To No One's Surprise


Lincoln drops card check

By Doug Thompson

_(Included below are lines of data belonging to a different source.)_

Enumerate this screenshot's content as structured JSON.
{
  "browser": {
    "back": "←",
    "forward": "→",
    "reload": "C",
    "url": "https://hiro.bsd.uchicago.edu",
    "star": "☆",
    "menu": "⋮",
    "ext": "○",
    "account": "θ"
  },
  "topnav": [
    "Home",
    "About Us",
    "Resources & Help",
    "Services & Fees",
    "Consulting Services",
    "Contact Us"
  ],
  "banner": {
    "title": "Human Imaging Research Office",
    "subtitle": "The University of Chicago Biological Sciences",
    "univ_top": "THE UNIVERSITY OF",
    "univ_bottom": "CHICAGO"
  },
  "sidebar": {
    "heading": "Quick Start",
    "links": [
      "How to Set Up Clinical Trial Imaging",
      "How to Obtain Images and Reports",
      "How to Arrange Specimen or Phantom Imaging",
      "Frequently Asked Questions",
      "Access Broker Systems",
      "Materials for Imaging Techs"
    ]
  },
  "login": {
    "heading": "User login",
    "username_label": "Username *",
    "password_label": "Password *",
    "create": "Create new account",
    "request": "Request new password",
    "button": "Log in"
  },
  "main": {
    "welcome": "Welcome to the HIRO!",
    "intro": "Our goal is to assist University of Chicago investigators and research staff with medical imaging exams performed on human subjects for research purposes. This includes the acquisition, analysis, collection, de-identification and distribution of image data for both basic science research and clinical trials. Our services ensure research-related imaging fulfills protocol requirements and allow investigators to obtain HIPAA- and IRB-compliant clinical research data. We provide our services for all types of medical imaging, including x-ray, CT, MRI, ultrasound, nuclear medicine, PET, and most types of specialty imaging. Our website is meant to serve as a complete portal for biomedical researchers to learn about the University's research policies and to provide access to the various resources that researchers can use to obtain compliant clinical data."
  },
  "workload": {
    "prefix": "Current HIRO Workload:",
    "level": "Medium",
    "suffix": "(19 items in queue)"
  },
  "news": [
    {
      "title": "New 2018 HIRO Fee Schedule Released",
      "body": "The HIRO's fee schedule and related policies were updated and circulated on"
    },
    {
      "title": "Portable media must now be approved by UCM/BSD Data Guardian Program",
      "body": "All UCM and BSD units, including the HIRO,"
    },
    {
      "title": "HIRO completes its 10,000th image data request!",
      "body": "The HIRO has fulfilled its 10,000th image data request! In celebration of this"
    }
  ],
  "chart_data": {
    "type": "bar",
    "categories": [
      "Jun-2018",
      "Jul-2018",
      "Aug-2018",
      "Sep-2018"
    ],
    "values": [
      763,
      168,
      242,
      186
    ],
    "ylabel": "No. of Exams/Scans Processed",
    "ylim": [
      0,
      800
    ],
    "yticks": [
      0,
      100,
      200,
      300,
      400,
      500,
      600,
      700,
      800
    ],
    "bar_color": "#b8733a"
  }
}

Sen. Blanche Lincoln, D-Ark., won’t vote for the Employee Free Choice Act. She announced this Monday. No one was surprised.
Her remark got “end of the world” news coverage anyway. Within 30 minutes, her statement was reported on Politico, a fairly credible Web site, as the biggest setback yet for this major labor legislation.
Big setback? “May be the final nail,” as Politico put it? Oh, please.
Let’s suppose this bill really did depend on the vote of a southern conservative Democrat who’s up for re-election next year.
Then this bill clearly never stood a hope. You can’t set a corpse back.
The bill is very important to labor. No doubt about that. So is air to somebody who’s drowning. Lots of people drown.
The bill would allow a union to be formed if a majority of employees signed forms to set one up rather than go through the current election process. Opponents of the bill call it “card check.”
Alan Hughes, president of the state AFL-CIO, gave Lincoln’s remark the best sum-up of anybody. Lincoln said she didn’t support the bill “in its current form” and that business and labor should reach a compromise. Yet business has never made a serious counter-proposal to employee choice, he pointed out. Nor has Lincoln or anybody else in Congress made a serious, good-faith offer to broker one.
He could have gone on to say that the “current form” is exactly what Lincoln voted for back when George W. Bush was president and she could vote for it safely with the assurance of a presidential veto. He didn’t say that, though. He’s always been polite.
So who, exactly, was dying of suspense on this one?
Not everybody follows this political stuff. I do it for a living so other people can get on with their lives. Still, there is no excuse for the press corps pretending that this thing was ever close, other than to make news stories about it sound more dramatic than they were. The whole issue was overplayed and has been for months.
Suppose I’m wrong. Suppose everything was dangling by a thread called Blanche and that her snapping is a big, fat, hairy deal.
OK. Can we stop treating this issue like there’s some hope here? Can we finally stop doing that?
While we’re on the topic of labor in America, let’s talk about the failure of unions to recruit, which is what employee choice is designed to correct. To hear supporters talk about it, it’s needed to offset those mean Republican union-busters of the last administration.
Folks, the first thing President Bill Clinton, the last Democrat before President Obama, did after getting elected in 1992 was get the North American Free Trade Agreement passed. Every administration since Harry Truman’s has beaten up organized labor, from the steel industry strikes of the Korean War forward.
It’s all a matter of degree.
Then there was the softening of labor itself. At its height, the labor movement left a lot of people behind. The skilled trades, the teamsters and the auto workers got good terms for their members, but a combination of mounting business resistance and a justified level of satisfaction in labor stymied further progress.
By the mid-1990s, you’d be hard-pressed to get a strike vote for fear among the members of missing a payment on their bass boats. They — we — were bought off by health plans, retirement plans, wages that were enough to make a house payment, home equity loans that allowed us to live far beyond our means, mutual fund investments where everybody could get a piece of the action and the paper value kept going up, up and up, and so forth.
We remained comfortable as our debts mounted. Then the economy went south. Guess who lost their comfort first?
Now we have a private sector economy where 7 percent of the workers have union representation. If it wasn’t for public sector employees, the labor movement would be dead. Now Detroit’s collapsing, weakening labor more.
We have no right to be surprised.

Categories: Features